    every tool (5.00 / 2) (#23)
    by dandelion on Tue Jan 04, 2011 at 06:17:08 PM EST
    I think the objection is to Klein's characterizing Obama as having used "every tool in the toolbox."  The plain fact is that any reasonably well read student of history knows that just ain't so.  This is the real crime, in my opinion, of the Obama administration:  they didn't have to look hard for a roadmap out of where we are, the map was charted in the 1930s.  We KNOW WHAT WORKS.  Actually using every tool in the toolbox to help homeowners would mean, for instance, an HOLC program to directly refinance troubled mortgages.  It might have meant something like bank holidays and FDIC restructuring of troubled banks.  It might have meant a WPA program to provide income to people struggling to stay IN their homes.  Etcetera etcetera.  Some of this would have been difficult to get through Congress, yes - but again, history is a guide:  much could have been done through executive action alone, given sufficient will, sufficient courage.

    It is just flat out disingenous to say that this administration has used "every tool in the toolbox."

    When Klein writes something like that, I have to wonder about the depth and quality of his education.

    helping homeowners != helping lenders (none / 0) (#26)
    by wsn on Wed Jan 05, 2011 at 08:19:02 AM EST
    But the goal wasn't to help homeowners.  It was to keep lenders lending.

    I think that is stupid.

    But helping homeowners was not Obama's goal.  Which was Klein's point.


    It depends on how you define the problem. (none / 0) (#21)
    by nyrias on Tue Jan 04, 2011 at 05:36:48 PM EST
    If you define it narrowly as keeping the few percentage point delinquent home owners in their homes, Obama's administration is not doing such a godo job.

    If you are talking about if he is helping home owners in general, and if you credit him for keeping interest rates low (which in itself is debatable), then his policy is helping home owners.

    A low interest rate is not going to get people to buy homes, it also make existing homes more affordable cause people can refinance.

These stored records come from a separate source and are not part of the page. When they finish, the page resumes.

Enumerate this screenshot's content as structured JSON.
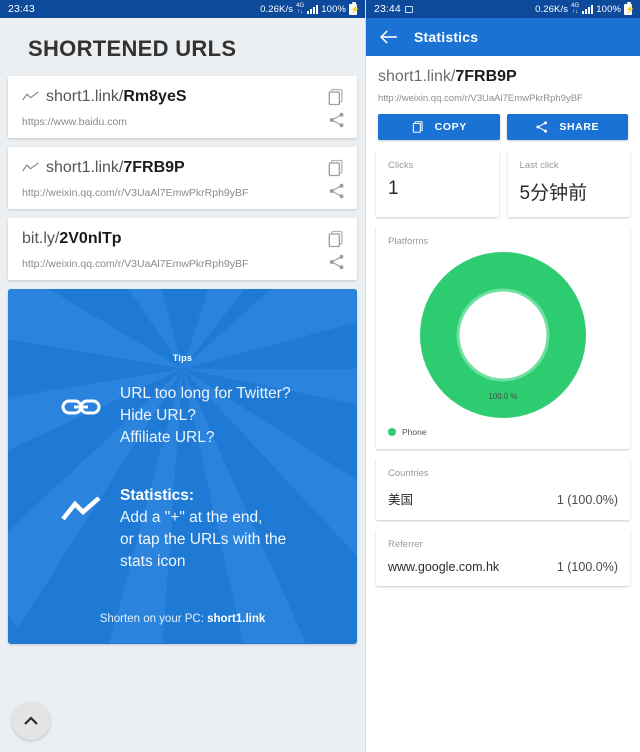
{
  "status_bar_left": {
    "time": "23:43",
    "net_speed": "0.26K/s",
    "network_type": "4G",
    "battery": "100%"
  },
  "status_bar_right": {
    "time": "23:44",
    "net_speed": "0.26K/s",
    "network_type": "4G",
    "battery": "100%",
    "photo_icon": "image-icon"
  },
  "left_panel": {
    "title": "SHORTENED URLS",
    "cards": [
      {
        "short_url_prefix": "short1.link/",
        "short_url_code": "Rm8yeS",
        "long_url": "https://www.baidu.com",
        "has_stats_icon": true,
        "copy_icon": "copy-icon",
        "share_icon": "share-icon"
      },
      {
        "short_url_prefix": "short1.link/",
        "short_url_code": "7FRB9P",
        "long_url": "http://weixin.qq.com/r/V3UaAl7EmwPkrRph9yBF",
        "has_stats_icon": true,
        "copy_icon": "copy-icon",
        "share_icon": "share-icon"
      },
      {
        "short_url_prefix": "bit.ly/",
        "short_url_code": "2V0nlTp",
        "long_url": "http://weixin.qq.com/r/V3UaAl7EmwPkrRph9yBF",
        "has_stats_icon": false,
        "copy_icon": "copy-icon",
        "share_icon": "share-icon"
      }
    ],
    "tips": {
      "label": "Tips",
      "link_icon": "chain-link-icon",
      "stats_icon": "trending-up-icon",
      "block1_line1": "URL too long for Twitter?",
      "block1_line2": "Hide URL?",
      "block1_line3": "Affiliate URL?",
      "block2_heading": "Statistics:",
      "block2_line1": "Add a \"+\" at the end,",
      "block2_line2": "or tap the URLs with the",
      "block2_line3": "stats icon",
      "footer_prefix": "Shorten on your PC: ",
      "footer_link": "short1.link"
    },
    "scroll_top_fab": {
      "icon": "chevron-up-icon"
    }
  },
  "right_panel": {
    "appbar": {
      "back_icon": "arrow-back-icon",
      "title": "Statistics"
    },
    "header": {
      "short_url_prefix": "short1.link/",
      "short_url_code": "7FRB9P",
      "long_url": "http://weixin.qq.com/r/V3UaAl7EmwPkrRph9yBF"
    },
    "actions": [
      {
        "label": "COPY",
        "icon": "copy-icon"
      },
      {
        "label": "SHARE",
        "icon": "share-icon"
      }
    ],
    "stats": {
      "clicks_label": "Clicks",
      "clicks_value": "1",
      "last_click_label": "Last click",
      "last_click_value": "5分钟前"
    },
    "platforms": {
      "label": "Platforms",
      "center_label": "100.0 %",
      "legend_label": "Phone"
    },
    "countries": {
      "label": "Countries",
      "name": "美国",
      "value": "1 (100.0%)"
    },
    "referrer": {
      "label": "Referrer",
      "name": "www.google.com.hk",
      "value": "1 (100.0%)"
    }
  },
  "colors": {
    "status_bar": "#0d4a9b",
    "accent_blue": "#1a73d4",
    "tips_blue": "#1e7ad4",
    "donut_green": "#2ecc71",
    "left_bg": "#eceff1"
  },
  "chart_data": {
    "type": "pie",
    "title": "Platforms",
    "categories": [
      "Phone"
    ],
    "values": [
      100.0
    ],
    "labels": [
      "100.0 %"
    ],
    "colors": [
      "#2ecc71"
    ],
    "legend_position": "bottom-left",
    "donut": true,
    "inner_radius_ratio": 0.52
  }
}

In fact, it is taking money from lenders to borrowers. Since it is a zero-sum game, one dollar of interests i pay LESS is one dollar profit loss to borrowers.

    I think (none / 0) (#25)
    by bocajeff on Tue Jan 04, 2011 at 07:30:25 PM EST
    your numbers are overly optimistic. First of all, when you say homeowners you have to factor into those who own their homes with little or no mortgage (last stat I saw was about 30% of all homeowners), and then those who are making very good livings. To the lower class who live in homes that have dropped in value, who have lost jobs or had wages cut, then there are problems.

    I guess you're right. Sacrifice 10% of the population for the betterment of 90% sounds like great fiscal policy.


    When the tools in the toolkit (none / 0) (#27)
    by jeffinalabama on Wed Jan 05, 2011 at 09:46:31 AM EST
    are a membership card to the fancy club, an uncharged electric screwdriver, a flensing knife, and a worn nail punch. the analogy works.